Every child is unique and each child has their own set of strengths and resources that shape and inform their experiences. When trying to assess how a child is doing, it is important to consider all of their life factors and experiences, including the impact of intimate partner violence and possible child abuse. A key strategy to understanding how a child is doing is to help their parents understand their feelings, behaviors, and experiences at home, at school, and in the community (1).

See Module Two: Childhood Exposure to Intimate Partner Violence, for additional information.

Recognizing that children have a range of experiences is helpful when assessing what a parent or child might need. If we think of all experiences as the same, we miss opportunities for best supporting safety and well-being for each individual child and their parent.

When we work with families, we need to support parents as they support their children. Supporting this process helps parents engage in an ongoing process of assessing risk and supporting safety and well-being.

Strategies for supporting children’s safety

  • Help parents know how their children are doing.

  • Support and build upon parenting strengths and skills.

  • Build from strengths, resilience, support systems, and cultural models.

  • Strengthen empathetic and supportive connections.

  • Offer strategies to improve children’s well-being and safety.

  • Talk to the parents about each others’ parenting.

  • Take steps necessary to protect children from serious harm.

For many families experiencing intimate partner violence, strong partnerships and plans for supporting safety can help address risks that children face. Depending upon the level of risks, some families will require more intensive intervention.

Some questions to explore

  • Have the parent’s identified risks to the children’s safety?

  • How do they perceive and respond to those risks?

  • How are their children doing? At home? In school? In other relationships? How is their health? Have there been any dramatic changes in their behavior and/or actions?

  • What actions have been taken and what actions are necessary to protect the children?

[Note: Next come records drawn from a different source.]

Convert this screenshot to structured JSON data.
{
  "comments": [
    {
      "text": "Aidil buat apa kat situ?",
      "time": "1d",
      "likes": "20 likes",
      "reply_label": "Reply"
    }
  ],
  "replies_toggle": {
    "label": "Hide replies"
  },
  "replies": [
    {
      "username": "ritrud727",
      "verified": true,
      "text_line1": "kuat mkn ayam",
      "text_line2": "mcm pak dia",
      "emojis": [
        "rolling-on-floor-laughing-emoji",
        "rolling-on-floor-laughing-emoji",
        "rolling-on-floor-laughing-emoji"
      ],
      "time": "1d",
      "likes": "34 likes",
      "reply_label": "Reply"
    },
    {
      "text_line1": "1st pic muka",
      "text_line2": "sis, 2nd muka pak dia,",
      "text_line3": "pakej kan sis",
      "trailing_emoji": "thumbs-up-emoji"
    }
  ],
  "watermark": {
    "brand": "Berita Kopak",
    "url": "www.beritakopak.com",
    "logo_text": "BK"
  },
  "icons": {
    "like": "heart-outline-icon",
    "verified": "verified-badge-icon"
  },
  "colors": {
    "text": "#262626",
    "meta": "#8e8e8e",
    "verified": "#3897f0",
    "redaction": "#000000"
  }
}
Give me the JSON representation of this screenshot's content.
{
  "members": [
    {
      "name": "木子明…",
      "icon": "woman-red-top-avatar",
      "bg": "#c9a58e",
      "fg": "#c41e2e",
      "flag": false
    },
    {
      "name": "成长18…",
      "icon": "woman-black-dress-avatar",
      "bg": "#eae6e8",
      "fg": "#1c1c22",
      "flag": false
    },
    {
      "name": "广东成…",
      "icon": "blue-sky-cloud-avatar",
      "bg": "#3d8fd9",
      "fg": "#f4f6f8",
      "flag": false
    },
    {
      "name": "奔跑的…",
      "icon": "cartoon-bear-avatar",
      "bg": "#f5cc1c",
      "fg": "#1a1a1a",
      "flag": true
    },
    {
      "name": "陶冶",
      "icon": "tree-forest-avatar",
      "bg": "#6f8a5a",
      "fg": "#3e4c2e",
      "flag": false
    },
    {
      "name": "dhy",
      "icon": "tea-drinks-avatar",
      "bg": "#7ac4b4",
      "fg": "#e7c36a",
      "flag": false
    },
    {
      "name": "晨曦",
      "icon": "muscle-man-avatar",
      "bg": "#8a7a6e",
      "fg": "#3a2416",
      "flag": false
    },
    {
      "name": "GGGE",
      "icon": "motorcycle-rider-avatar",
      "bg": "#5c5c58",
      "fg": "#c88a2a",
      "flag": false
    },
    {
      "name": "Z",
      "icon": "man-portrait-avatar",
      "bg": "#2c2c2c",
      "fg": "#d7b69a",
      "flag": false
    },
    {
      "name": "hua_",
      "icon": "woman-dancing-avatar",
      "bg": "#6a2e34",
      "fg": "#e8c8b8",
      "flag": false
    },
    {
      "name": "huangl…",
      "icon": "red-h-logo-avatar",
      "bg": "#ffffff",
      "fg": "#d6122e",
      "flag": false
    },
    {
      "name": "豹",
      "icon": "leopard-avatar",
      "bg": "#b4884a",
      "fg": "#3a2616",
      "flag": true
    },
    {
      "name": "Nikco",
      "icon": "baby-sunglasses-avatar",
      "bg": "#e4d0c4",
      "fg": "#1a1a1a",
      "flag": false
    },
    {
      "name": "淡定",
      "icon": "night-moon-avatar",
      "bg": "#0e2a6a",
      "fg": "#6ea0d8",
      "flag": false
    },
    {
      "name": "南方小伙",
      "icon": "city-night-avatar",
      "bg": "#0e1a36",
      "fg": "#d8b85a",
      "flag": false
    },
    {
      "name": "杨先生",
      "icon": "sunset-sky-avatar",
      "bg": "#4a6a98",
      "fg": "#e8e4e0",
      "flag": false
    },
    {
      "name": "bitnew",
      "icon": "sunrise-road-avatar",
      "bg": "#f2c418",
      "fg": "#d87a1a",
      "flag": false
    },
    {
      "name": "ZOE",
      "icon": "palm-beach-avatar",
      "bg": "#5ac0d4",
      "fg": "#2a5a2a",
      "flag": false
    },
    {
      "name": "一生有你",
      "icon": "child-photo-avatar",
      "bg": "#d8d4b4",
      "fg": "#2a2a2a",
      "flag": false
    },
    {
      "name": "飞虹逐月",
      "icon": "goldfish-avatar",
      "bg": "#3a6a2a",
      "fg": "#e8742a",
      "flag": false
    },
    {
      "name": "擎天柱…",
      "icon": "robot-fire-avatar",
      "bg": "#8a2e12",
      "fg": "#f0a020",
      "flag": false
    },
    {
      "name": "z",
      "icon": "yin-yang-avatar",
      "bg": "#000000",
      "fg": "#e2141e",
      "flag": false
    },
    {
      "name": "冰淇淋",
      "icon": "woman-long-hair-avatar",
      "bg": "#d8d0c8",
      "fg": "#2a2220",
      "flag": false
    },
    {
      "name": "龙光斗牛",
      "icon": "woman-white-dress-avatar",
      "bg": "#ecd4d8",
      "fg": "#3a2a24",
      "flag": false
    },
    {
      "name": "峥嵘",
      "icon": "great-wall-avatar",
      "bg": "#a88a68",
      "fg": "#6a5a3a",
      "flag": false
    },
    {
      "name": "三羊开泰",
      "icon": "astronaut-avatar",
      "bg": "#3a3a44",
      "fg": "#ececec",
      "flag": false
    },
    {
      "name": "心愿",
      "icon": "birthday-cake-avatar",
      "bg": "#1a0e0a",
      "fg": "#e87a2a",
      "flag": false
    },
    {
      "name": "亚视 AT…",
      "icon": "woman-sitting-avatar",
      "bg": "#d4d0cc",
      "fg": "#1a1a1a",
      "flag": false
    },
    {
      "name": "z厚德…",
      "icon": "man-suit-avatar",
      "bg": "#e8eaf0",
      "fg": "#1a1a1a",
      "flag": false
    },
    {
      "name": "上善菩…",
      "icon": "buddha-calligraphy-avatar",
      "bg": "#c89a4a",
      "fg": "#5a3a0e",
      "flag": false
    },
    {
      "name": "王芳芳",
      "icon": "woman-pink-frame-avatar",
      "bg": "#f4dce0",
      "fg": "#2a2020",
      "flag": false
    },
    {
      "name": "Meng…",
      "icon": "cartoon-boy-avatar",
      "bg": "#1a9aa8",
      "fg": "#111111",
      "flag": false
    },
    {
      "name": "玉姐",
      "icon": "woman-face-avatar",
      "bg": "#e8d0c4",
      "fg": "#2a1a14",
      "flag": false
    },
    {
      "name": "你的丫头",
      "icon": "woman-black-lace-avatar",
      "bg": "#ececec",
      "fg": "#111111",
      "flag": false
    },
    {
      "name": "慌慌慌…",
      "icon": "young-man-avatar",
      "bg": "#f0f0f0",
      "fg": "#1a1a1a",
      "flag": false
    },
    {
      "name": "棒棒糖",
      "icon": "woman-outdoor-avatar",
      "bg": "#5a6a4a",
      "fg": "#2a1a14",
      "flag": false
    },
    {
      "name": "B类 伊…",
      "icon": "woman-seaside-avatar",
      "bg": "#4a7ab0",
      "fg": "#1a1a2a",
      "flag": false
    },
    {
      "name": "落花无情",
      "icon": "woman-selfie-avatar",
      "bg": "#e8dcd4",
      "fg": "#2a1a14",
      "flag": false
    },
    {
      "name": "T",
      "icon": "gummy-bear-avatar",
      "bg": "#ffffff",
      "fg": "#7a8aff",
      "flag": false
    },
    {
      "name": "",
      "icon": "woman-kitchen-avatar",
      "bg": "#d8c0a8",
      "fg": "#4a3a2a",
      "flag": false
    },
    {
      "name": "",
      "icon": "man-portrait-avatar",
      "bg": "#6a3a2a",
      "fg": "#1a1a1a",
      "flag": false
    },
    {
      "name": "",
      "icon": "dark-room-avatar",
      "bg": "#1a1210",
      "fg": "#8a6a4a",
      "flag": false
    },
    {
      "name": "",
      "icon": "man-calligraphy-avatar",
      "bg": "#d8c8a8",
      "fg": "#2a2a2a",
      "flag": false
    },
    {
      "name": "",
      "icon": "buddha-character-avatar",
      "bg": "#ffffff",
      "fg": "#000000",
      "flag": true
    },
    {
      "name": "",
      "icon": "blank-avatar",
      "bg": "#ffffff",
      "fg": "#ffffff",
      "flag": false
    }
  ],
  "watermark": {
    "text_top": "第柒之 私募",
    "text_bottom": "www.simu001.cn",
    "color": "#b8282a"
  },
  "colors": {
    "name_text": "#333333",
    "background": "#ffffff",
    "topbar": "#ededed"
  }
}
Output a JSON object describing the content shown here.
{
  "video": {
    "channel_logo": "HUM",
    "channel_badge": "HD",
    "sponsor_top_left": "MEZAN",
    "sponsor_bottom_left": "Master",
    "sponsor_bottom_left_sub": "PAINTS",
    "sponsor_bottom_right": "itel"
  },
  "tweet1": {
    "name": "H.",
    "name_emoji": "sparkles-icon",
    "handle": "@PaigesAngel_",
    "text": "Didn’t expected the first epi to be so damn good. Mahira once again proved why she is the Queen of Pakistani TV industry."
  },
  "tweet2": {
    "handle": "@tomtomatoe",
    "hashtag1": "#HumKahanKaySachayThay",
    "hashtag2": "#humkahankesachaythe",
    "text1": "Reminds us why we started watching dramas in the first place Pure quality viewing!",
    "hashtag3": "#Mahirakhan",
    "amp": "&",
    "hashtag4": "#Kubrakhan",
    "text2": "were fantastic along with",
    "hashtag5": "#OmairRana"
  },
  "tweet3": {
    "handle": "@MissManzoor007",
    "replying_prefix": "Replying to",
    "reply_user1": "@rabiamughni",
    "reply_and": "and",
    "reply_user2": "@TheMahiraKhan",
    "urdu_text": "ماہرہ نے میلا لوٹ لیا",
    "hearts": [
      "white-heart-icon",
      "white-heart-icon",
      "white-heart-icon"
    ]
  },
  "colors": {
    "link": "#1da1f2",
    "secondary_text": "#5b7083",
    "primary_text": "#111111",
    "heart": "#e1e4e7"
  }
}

  1. Davies, Jill, 2009. Advocacy Beyond Leaving: Helping Battered Women in Contact With Current or Former Partners A Guide for Domestic Violence Advocates.